The East End Interviewed
By a Staff Reporter If the East End may be considered representative of working-class opinion in .this country it is clear that over the Spanish issue Catholic Labour is overwhelmingly pro-Franco.
The Catholic men's clubs in East London parishes show a disappointing lack of dialectical interest. but the oneness and The obvious sincerity of their views is very encouraging. They look on the Spanish war entirely as a religious war.
Franco is fighting for the Catholic faith, they hold, and the Government is trying to destroy it.
Their religion comes before their politi cal principles. When their religion is threatened they must sacrifice their Labour or Socialist views and protect their Church. " A mates religion comes first, then his country, and then his sweetheart." 1 was told this week by one with whom I spoke in an East End parish.

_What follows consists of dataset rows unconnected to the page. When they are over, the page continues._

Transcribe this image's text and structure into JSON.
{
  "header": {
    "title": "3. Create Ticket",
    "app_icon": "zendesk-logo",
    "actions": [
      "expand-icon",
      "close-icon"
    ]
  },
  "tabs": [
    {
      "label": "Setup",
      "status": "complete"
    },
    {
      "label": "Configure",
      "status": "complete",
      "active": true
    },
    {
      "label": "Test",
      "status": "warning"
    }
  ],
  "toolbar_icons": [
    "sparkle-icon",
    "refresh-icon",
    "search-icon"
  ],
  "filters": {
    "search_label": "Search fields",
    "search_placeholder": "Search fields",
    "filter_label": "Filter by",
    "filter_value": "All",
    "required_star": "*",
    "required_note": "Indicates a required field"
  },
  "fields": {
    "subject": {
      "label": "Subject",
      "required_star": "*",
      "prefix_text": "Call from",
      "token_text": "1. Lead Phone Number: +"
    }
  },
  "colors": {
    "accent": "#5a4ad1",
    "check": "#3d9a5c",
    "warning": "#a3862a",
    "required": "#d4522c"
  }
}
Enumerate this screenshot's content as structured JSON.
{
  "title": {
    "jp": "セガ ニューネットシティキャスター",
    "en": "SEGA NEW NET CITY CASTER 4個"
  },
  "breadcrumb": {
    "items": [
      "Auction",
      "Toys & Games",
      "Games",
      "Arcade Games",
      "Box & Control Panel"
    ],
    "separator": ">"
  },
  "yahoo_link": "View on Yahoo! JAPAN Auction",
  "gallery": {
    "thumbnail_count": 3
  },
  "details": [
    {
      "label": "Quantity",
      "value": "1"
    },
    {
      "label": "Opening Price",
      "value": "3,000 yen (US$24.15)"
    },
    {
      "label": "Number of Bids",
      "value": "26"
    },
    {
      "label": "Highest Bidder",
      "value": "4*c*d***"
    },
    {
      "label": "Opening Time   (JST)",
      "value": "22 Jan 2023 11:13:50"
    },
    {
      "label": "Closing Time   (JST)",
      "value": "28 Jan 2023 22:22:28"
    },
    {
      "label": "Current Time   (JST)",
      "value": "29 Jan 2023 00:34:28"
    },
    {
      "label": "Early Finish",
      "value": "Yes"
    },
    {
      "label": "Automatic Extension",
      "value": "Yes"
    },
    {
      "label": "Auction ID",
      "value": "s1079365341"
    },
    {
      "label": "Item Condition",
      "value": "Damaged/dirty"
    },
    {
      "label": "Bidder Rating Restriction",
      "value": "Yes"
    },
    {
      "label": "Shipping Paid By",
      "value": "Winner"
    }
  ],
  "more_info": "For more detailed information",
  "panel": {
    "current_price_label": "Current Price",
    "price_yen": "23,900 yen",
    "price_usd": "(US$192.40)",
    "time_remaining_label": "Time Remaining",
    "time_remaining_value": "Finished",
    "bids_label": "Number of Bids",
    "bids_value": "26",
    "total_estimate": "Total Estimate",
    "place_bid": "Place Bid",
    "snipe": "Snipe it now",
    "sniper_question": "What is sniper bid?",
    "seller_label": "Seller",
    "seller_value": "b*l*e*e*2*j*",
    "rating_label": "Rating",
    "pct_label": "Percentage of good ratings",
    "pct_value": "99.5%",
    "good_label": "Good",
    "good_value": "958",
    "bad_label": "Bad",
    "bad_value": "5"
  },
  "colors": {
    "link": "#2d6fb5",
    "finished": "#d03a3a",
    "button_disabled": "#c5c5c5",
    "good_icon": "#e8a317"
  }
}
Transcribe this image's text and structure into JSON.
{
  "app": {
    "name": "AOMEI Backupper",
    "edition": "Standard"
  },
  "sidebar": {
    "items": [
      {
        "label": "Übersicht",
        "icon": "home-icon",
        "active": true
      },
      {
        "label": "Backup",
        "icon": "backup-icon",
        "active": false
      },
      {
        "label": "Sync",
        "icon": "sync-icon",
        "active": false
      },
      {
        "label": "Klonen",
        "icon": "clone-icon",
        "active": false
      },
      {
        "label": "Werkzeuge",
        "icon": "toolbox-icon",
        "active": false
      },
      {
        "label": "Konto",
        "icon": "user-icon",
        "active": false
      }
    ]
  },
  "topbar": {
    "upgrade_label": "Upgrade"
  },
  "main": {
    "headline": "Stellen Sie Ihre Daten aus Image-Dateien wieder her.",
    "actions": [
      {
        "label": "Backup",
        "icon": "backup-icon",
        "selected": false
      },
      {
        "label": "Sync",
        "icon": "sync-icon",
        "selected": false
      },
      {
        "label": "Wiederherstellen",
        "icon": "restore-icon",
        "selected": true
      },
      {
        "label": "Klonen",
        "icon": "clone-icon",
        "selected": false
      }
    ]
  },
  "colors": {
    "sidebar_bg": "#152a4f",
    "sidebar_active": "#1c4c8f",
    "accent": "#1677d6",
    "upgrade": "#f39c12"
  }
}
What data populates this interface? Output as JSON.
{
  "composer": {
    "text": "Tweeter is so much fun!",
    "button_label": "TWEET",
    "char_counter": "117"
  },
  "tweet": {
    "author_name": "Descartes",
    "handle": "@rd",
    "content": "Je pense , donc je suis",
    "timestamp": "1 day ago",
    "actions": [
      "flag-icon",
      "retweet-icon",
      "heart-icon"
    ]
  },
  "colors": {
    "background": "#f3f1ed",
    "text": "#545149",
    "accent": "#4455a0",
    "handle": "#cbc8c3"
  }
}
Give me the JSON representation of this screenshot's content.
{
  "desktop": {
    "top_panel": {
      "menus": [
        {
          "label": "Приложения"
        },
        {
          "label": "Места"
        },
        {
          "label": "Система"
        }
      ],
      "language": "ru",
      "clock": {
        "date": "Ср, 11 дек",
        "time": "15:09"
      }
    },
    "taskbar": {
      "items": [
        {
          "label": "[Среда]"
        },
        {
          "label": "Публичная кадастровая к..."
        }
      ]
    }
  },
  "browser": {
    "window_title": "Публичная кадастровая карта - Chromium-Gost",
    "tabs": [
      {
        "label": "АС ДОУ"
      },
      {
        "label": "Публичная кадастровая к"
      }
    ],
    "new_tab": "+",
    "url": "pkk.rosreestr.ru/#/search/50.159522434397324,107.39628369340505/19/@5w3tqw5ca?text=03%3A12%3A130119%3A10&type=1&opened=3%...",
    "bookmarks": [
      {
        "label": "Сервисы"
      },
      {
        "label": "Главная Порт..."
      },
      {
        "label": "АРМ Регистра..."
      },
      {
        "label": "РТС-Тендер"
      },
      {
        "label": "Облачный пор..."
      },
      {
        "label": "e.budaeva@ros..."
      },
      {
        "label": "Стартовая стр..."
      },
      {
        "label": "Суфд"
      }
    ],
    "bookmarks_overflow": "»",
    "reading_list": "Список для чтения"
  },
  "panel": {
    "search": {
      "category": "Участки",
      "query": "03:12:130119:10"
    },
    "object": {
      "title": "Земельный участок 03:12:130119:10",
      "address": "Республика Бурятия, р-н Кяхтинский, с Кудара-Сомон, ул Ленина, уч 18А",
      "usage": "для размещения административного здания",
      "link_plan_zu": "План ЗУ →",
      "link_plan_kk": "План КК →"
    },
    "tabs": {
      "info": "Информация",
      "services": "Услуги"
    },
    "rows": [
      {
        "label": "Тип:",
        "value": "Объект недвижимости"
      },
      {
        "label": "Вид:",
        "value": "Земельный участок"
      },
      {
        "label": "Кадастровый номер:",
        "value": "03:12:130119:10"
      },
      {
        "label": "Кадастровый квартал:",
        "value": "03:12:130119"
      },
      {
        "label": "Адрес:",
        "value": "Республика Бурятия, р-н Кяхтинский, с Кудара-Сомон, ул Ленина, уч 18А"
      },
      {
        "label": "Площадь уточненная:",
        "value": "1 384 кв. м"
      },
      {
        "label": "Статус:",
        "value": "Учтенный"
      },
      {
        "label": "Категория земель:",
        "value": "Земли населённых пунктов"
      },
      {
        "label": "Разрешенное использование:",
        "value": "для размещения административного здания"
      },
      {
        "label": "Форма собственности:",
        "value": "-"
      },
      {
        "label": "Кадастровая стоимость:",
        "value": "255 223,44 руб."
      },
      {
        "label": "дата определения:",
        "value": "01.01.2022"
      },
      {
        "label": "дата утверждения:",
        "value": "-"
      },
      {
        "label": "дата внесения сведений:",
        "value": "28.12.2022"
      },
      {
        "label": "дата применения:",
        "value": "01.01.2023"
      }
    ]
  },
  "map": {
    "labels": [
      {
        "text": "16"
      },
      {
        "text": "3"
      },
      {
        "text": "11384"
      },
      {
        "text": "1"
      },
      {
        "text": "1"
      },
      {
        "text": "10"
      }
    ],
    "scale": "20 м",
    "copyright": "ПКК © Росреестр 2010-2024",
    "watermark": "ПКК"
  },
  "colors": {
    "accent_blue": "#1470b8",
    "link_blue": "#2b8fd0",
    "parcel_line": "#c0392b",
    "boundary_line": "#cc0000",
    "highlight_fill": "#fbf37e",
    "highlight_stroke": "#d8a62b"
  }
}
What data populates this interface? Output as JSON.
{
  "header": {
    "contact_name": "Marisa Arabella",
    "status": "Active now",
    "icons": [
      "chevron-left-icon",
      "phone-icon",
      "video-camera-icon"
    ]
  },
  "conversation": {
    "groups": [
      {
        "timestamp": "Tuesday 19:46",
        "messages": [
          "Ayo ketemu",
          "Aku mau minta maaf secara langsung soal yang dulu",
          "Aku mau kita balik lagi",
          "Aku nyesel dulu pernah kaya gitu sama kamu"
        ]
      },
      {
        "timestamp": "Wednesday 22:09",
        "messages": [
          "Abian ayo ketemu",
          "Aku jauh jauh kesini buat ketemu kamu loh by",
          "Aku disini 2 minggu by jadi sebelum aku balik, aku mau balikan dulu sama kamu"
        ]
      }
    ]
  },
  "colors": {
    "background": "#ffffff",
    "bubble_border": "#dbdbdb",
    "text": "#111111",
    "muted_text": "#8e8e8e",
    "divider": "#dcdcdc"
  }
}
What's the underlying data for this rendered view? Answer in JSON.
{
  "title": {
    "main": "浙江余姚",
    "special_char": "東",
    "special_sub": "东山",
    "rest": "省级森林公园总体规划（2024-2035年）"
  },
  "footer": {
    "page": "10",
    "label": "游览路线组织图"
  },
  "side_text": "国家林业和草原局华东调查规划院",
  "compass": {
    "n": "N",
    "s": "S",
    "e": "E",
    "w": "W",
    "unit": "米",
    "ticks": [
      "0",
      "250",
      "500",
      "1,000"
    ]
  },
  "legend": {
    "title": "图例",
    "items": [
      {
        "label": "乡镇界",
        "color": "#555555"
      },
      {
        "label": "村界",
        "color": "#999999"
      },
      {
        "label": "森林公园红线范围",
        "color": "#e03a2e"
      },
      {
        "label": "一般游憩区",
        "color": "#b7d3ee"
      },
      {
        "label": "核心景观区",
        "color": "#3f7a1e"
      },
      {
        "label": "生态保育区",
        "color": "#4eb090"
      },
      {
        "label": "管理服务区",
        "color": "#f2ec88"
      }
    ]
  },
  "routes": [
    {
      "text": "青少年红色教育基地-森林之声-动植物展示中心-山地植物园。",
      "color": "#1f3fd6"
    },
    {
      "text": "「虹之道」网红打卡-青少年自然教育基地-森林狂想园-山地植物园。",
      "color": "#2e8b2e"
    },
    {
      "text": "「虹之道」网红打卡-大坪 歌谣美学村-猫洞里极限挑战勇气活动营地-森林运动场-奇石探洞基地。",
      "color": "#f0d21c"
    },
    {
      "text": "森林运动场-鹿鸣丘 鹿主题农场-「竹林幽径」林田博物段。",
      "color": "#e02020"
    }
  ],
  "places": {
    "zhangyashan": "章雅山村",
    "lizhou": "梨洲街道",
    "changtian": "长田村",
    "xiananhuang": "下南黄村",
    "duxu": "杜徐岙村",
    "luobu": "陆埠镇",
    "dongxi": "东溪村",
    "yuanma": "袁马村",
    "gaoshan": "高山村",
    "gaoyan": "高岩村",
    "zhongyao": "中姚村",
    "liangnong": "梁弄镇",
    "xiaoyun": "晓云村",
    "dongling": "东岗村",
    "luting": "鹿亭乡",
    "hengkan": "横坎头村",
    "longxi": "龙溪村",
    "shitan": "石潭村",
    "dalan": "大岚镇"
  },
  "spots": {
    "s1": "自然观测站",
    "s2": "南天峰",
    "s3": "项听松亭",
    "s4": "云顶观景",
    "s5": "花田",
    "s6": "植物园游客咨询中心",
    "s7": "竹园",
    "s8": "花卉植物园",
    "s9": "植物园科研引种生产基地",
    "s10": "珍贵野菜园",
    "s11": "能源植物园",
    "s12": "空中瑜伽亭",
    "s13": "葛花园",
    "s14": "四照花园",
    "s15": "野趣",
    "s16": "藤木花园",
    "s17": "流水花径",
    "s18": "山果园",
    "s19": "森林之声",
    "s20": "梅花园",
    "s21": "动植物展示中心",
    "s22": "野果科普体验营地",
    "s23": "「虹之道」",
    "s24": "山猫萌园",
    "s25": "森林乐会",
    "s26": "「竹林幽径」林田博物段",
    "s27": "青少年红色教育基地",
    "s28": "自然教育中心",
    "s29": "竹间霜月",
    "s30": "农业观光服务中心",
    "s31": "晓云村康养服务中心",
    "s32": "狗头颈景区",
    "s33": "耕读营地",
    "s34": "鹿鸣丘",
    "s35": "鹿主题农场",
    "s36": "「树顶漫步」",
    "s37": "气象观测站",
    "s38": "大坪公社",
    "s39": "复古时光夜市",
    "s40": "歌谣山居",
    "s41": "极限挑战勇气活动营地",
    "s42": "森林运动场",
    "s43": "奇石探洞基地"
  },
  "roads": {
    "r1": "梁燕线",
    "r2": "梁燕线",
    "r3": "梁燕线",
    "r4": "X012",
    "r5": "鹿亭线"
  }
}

" What makes you think that this is a religious war?" I asked of several dockers, and was met by indignant assertions that it was so.
"If it isn't why did they start on the Church? Why did they burn churches, kill nuns, etc?"
When Sympathy Alters
"You're Labour men," said I through the catalogue of atrocities which were stilt being hurled at me. "Aren't you?"
They said they were.
" Then you would, in all probability have voted for a Labour group had you been a Spaniard. You would. before the outbreak of the war, have been a supporter of the Government? Or would you have supported the Catholic party?"
Some dubiously agreed that they would have voted for the Government because they were Trades Union men and always had been.
" When would your sympathies have changed from the side of the Government to support General Franco?"
Here they were all agreed. As soon as it became clear, they said, that the Government was condoning the anti-Catholic outrages in Catalonia and not taking adequate steps to ensure the protection of Catholic churches from the anarchists, then it was time to withdraw their support from the Government, which, although it represented their political principles, was really out to destroy their Faith.
Right and Wrong
The clear demarcation between the rights and wrongs of the question is realised fully by Catholic Labour. There seem to be very few Catholic working men who find themselves uncertain. The number who are inclined to follow Mr. IWGovern or Miss Monica Whately are very small. especially among the labourers and dockers.
Those who admitted doubts on the subject also admitted their ignorance of the facts.
What impressed one more than anything was the earnestness of the younger people. Some of the older folk entertained me with dissertations on Harry PoIlitt and atrocities; but Youth spoke with feeling and knowledge; they say that they must fight for their Faith, and in order to secure the freedom of their religion they will forego tainly experience demand once the public everything else. recognise the substantial improvement that